The American Imperial Gothic Popular Culture, Empire, Violence
The imagination of the early twenty-first century is catastrophic, with Hollywood blockbusters, novels, computer games, popular music, art and even political speeches all depicting a world consumed by vampires, zombies, meteors, aliens from outer space, disease, crazed terrorists and mad scientists. These frequently gothic descriptions of the apocalypse not only commodify fear itself; they articulate and even help produce imperialism. Building on, and often retelling, the British ’imperial gothic’ of the late nineteenth century, the American imperial gothic is obsessed with race, gender, degeneration and invasion, with the destruction of society, the collapse of modernity and the disintegration of capitalism. Drawing on a rich array of texts from a long history of the gothic, this book contends that the doom faced by the world in popular culture is related to the current global instability, renegotiation of worldwide power and the American bid for hegemony that goes back to the beginning of the Republic and which have given shape to the first decade of the millennium. From the frontier gothic of Charles Brockden Brown's Edgar Huntly to the apocalyptic torture porn of Eli Roth's Hostel, the American imperial gothic dramatises the desires and anxieties of empire. Revealing the ways in which images of destruction and social upheaval both query the violence with which the US has asserted itself locally and globally, and feed the longing for stable imperial structures, this book will be of interest to scholars and students of popular culture, cultural and media studies, literary and visual studies and sociology.

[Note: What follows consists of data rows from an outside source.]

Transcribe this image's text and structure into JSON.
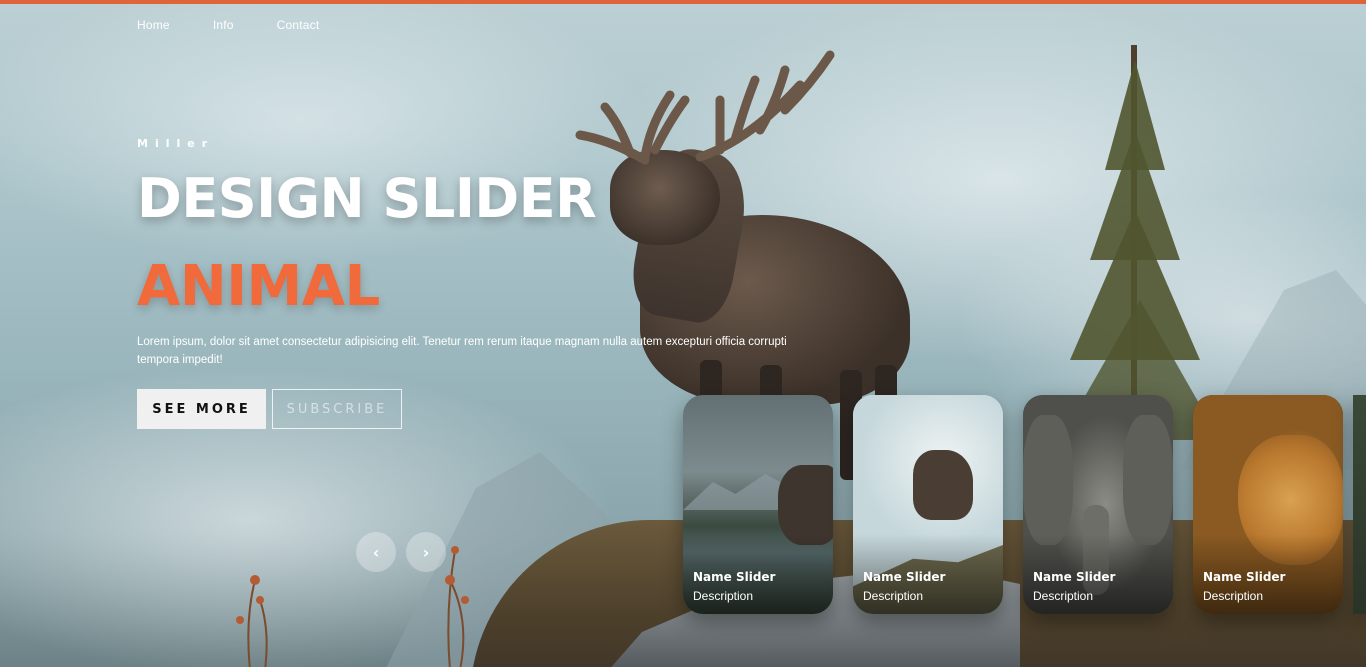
{
  "colors": {
    "accent": "#f06a3c",
    "top_bar": "#e0643a",
    "primary_button_bg": "#f0f0f0"
  },
  "nav": {
    "items": [
      "Home",
      "Info",
      "Contact"
    ]
  },
  "hero": {
    "author": "Miller",
    "title": "DESIGN SLIDER",
    "topic": "ANIMAL",
    "description": "Lorem ipsum, dolor sit amet consectetur adipisicing elit. Tenetur rem rerum itaque magnam nulla autem excepturi officia corrupti tempora impedit!",
    "buttons": {
      "see_more": "SEE MORE",
      "subscribe": "SUBSCRIBE"
    }
  },
  "arrows": {
    "prev_icon": "chevron-left-icon",
    "next_icon": "chevron-right-icon",
    "prev": "‹",
    "next": "›"
  },
  "thumbnails": [
    {
      "name": "Name Slider",
      "description": "Description",
      "image": "moose-lake"
    },
    {
      "name": "Name Slider",
      "description": "Description",
      "image": "moose-hill"
    },
    {
      "name": "Name Slider",
      "description": "Description",
      "image": "elephant"
    },
    {
      "name": "Name Slider",
      "description": "Description",
      "image": "leopard"
    }
  ]
}
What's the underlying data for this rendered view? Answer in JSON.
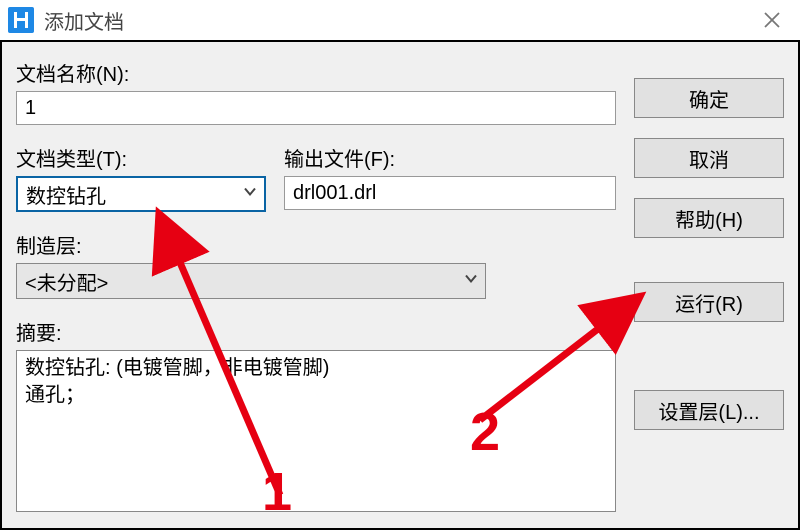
{
  "window": {
    "title": "添加文档"
  },
  "labels": {
    "name": "文档名称(N):",
    "type": "文档类型(T):",
    "output": "输出文件(F):",
    "layer": "制造层:",
    "summary": "摘要:"
  },
  "fields": {
    "name_value": "1",
    "type_value": "数控钻孔",
    "output_value": "drl001.drl",
    "layer_value": "<未分配>",
    "summary_text": "数控钻孔: (电镀管脚，非电镀管脚)\n通孔；"
  },
  "buttons": {
    "ok": "确定",
    "cancel": "取消",
    "help": "帮助(H)",
    "run": "运行(R)",
    "set_layer": "设置层(L)..."
  },
  "annotations": {
    "one": "1",
    "two": "2"
  }
}
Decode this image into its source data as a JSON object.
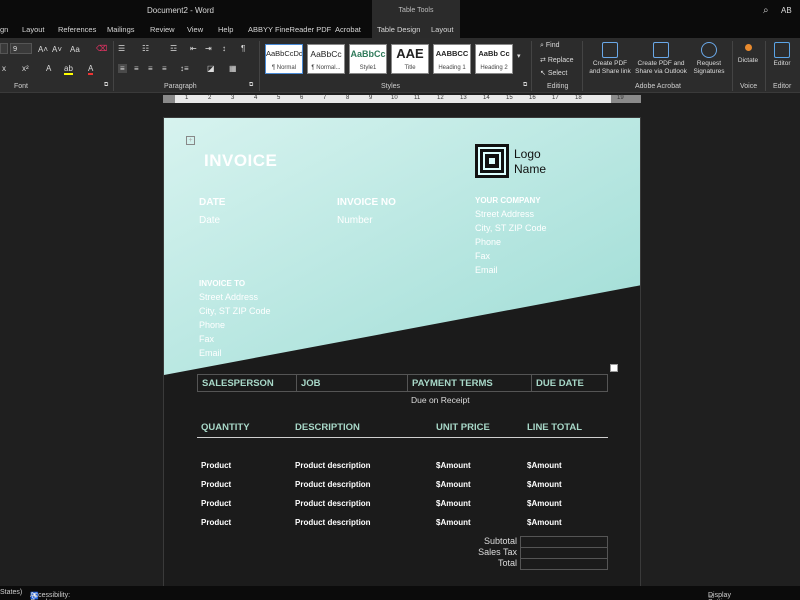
{
  "titlebar": {
    "document": "Document2  -  Word",
    "context_tools": "Table Tools",
    "user_initials": "AB"
  },
  "tabs": [
    "gn",
    "Layout",
    "References",
    "Mailings",
    "Review",
    "View",
    "Help",
    "ABBYY FineReader PDF",
    "Acrobat",
    "Table Design",
    "Layout"
  ],
  "ribbon": {
    "font_size": "9",
    "groups": {
      "font": "Font",
      "paragraph": "Paragraph",
      "styles": "Styles",
      "editing": "Editing",
      "acrobat": "Adobe Acrobat",
      "voice": "Voice",
      "editor": "Editor"
    },
    "styles": [
      {
        "sample": "AaBbCcDd",
        "name": "¶ Normal"
      },
      {
        "sample": "AaBbCc",
        "name": "¶ Normal..."
      },
      {
        "sample": "AaBbCc",
        "name": "Style1"
      },
      {
        "sample": "AAE",
        "name": "Title"
      },
      {
        "sample": "AABBCC",
        "name": "Heading 1"
      },
      {
        "sample": "AaBb Cc",
        "name": "Heading 2"
      }
    ],
    "editing": {
      "find": "Find",
      "replace": "Replace",
      "select": "Select"
    },
    "acrobat": {
      "create_share": "Create PDF and Share link",
      "create_outlook": "Create PDF and Share via Outlook",
      "request_sig": "Request Signatures"
    },
    "dictate": "Dictate",
    "editor": "Editor"
  },
  "ruler": [
    "1",
    "2",
    "3",
    "4",
    "5",
    "6",
    "7",
    "8",
    "9",
    "10",
    "11",
    "12",
    "13",
    "14",
    "15",
    "16",
    "17",
    "18",
    "19"
  ],
  "invoice": {
    "title": "INVOICE",
    "logo": "Logo Name",
    "date_label": "DATE",
    "date_value": "Date",
    "invoice_no_label": "INVOICE NO",
    "invoice_no_value": "Number",
    "company_label": "YOUR COMPANY",
    "company_lines": [
      "Street Address",
      "City, ST ZIP Code",
      "Phone",
      "Fax",
      "Email"
    ],
    "invoice_to_label": "INVOICE TO",
    "invoice_to_lines": [
      "Street Address",
      "City, ST ZIP Code",
      "Phone",
      "Fax",
      "Email"
    ],
    "header_cols": [
      "SALESPERSON",
      "JOB",
      "PAYMENT TERMS",
      "DUE DATE"
    ],
    "payment_terms_value": "Due on Receipt",
    "item_cols": [
      "QUANTITY",
      "DESCRIPTION",
      "UNIT PRICE",
      "LINE TOTAL"
    ],
    "rows": [
      [
        "Product",
        "Product description",
        "$Amount",
        "$Amount"
      ],
      [
        "Product",
        "Product description",
        "$Amount",
        "$Amount"
      ],
      [
        "Product",
        "Product description",
        "$Amount",
        "$Amount"
      ],
      [
        "Product",
        "Product description",
        "$Amount",
        "$Amount"
      ]
    ],
    "totals": [
      "Subtotal",
      "Sales Tax",
      "Total"
    ]
  },
  "status": {
    "left": "States)",
    "accessibility": "Accessibility: Good to go",
    "display": "Display Settings"
  },
  "colors": {
    "accent_teal": "#a8d8c8",
    "page_gradient_start": "#d6f2ee",
    "page_gradient_end": "#9fdcd6"
  }
}
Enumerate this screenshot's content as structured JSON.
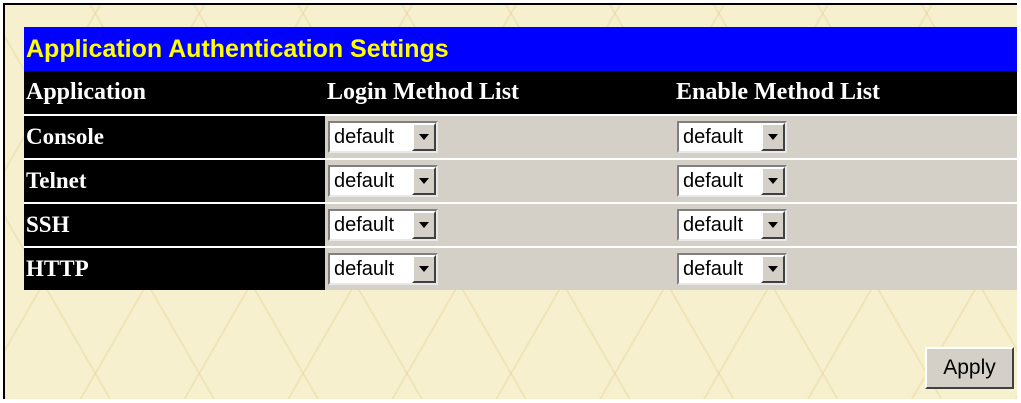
{
  "title": "Application Authentication Settings",
  "columns": {
    "application": "Application",
    "login_method_list": "Login Method List",
    "enable_method_list": "Enable Method List"
  },
  "rows": [
    {
      "application": "Console",
      "login": "default",
      "enable": "default"
    },
    {
      "application": "Telnet",
      "login": "default",
      "enable": "default"
    },
    {
      "application": "SSH",
      "login": "default",
      "enable": "default"
    },
    {
      "application": "HTTP",
      "login": "default",
      "enable": "default"
    }
  ],
  "apply_label": "Apply",
  "icons": {
    "dropdown": "chevron-down-icon"
  },
  "colors": {
    "title_background": "#0000ff",
    "title_text": "#ffff00",
    "header_background": "#000000",
    "label_cell_background": "#000000",
    "value_cell_background": "#d4d0c8",
    "page_background": "#f7f0cf"
  }
}
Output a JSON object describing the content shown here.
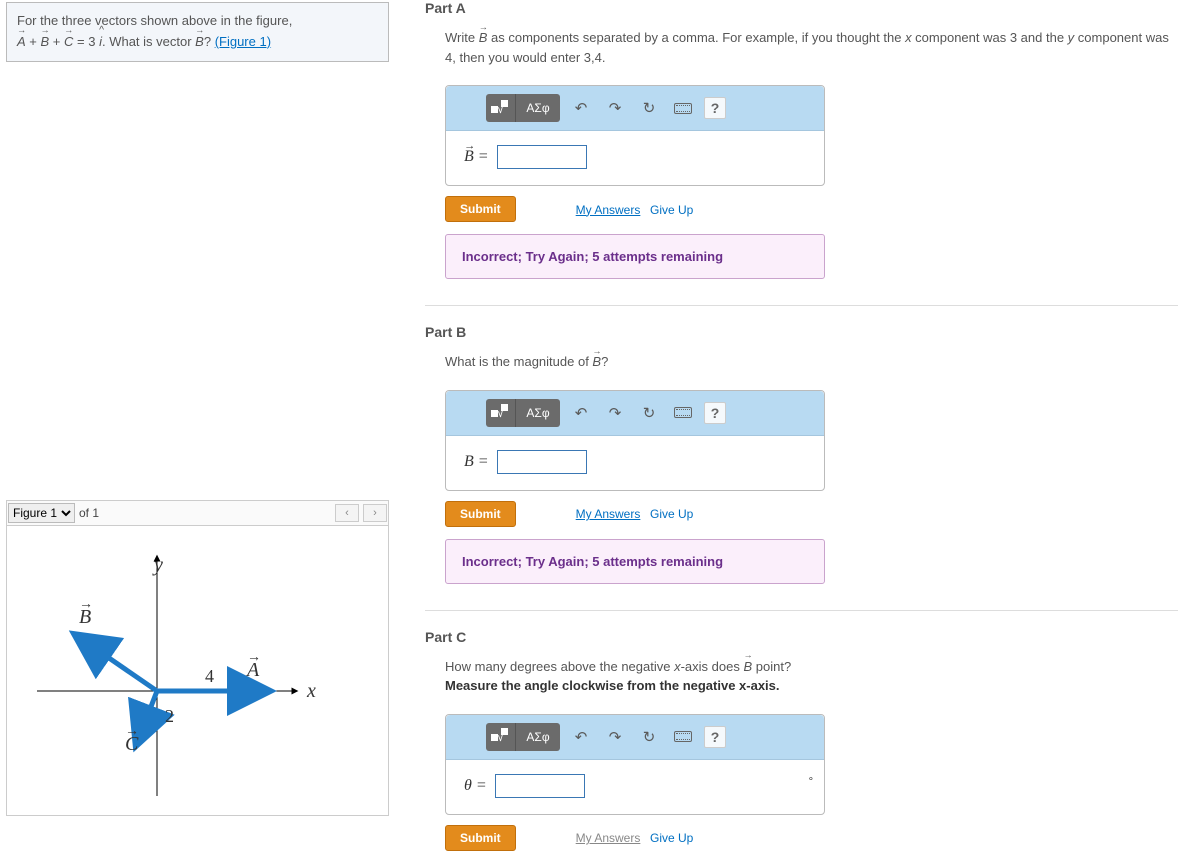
{
  "problem": {
    "text_prefix": "For the three vectors shown above in the figure,",
    "equation_lhs_A": "A",
    "equation_lhs_B": "B",
    "equation_lhs_C": "C",
    "equation_rhs_num": "3",
    "equation_rhs_unit": "i",
    "question_text": ". What is vector",
    "question_vec": "B",
    "question_tail": "? ",
    "figure_link": "(Figure 1)"
  },
  "figure": {
    "selected": "Figure 1",
    "of_text": "of 1"
  },
  "fig_labels": {
    "y": "y",
    "x": "x",
    "A": "A",
    "B": "B",
    "C": "C",
    "num4": "4",
    "num2": "2"
  },
  "toolbar": {
    "greek": "ΑΣφ",
    "help": "?"
  },
  "icons": {
    "template": "template",
    "undo": "↶",
    "redo": "↷",
    "reset": "↻",
    "keyboard": "keyboard"
  },
  "common": {
    "submit": "Submit",
    "my_answers": "My Answers",
    "give_up": "Give Up"
  },
  "partA": {
    "heading": "Part A",
    "desc_pre": "Write ",
    "desc_vec": "B",
    "desc_mid": " as components separated by a comma. For example, if you thought the ",
    "x": "x",
    "desc_mid2": " component was 3 and the ",
    "y": "y",
    "desc_end": " component was 4, then you would enter 3,4.",
    "label_sym": "B",
    "label_eq": " =",
    "feedback": "Incorrect; Try Again; 5 attempts remaining"
  },
  "partB": {
    "heading": "Part B",
    "desc_pre": "What is the magnitude of ",
    "desc_vec": "B",
    "desc_end": "?",
    "label_sym": "B",
    "label_eq": " =",
    "feedback": "Incorrect; Try Again; 5 attempts remaining"
  },
  "partC": {
    "heading": "Part C",
    "desc_pre": "How many degrees above the negative ",
    "x": "x",
    "desc_mid": "-axis does ",
    "desc_vec": "B",
    "desc_end": " point?",
    "bold_desc": "Measure the angle clockwise from the negative x-axis.",
    "label_sym": "θ",
    "label_eq": " =",
    "unit": "∘"
  }
}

"In an epoch defined by ongoing concerns regarding terrorism, justice and the need to prevent further humanitarian disasters, Höglund’s work serves as a stark reminder of the conservative and reactionary possibilities of the gothic. As the conclusion of this work suggests, the West is perhaps not as far removed from its imperialistic tendencies as it may hope."— Kaja Franck, University of Hertfordshire, The British Society for Literature and Science